> **Prompt**: Which lines in the entries below contain the string "using"? Show each of them in full.

[Page and application data records]
####
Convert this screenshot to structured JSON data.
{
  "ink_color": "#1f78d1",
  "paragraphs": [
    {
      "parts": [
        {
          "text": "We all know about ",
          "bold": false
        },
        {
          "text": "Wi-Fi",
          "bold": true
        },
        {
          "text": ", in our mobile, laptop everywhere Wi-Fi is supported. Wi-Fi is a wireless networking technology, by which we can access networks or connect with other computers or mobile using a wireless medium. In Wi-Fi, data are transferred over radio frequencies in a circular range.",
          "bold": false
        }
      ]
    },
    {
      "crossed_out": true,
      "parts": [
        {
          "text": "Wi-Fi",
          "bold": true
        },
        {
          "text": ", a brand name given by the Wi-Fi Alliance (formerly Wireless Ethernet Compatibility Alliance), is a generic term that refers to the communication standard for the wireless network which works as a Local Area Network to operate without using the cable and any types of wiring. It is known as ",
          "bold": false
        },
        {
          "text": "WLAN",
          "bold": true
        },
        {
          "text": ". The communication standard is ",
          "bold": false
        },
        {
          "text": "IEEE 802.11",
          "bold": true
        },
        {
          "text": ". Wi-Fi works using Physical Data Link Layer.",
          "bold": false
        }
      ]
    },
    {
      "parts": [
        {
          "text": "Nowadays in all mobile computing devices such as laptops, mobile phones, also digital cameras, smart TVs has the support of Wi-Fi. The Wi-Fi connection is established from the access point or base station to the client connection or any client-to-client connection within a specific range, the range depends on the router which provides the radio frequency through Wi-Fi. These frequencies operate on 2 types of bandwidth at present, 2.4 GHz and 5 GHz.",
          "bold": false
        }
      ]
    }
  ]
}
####
> **Expected answer**:
          "text": ", in our mobile, laptop everywhere Wi-Fi is supported. Wi-Fi is a wireless networking technology, by which we can access networks or connect with other computers or mobile using a wireless medium. In Wi-Fi, data are transferred over radio frequencies in a circular range.",
          "text": ", a brand name given by the Wi-Fi Alliance (formerly Wireless Ethernet Compatibility Alliance), is a generic term that refers to the communication standard for the wireless network which works as a Local Area Network to operate without using the cable and any types of wiring. It is known as ",
          "text": ". Wi-Fi works using Physical Data Link Layer.",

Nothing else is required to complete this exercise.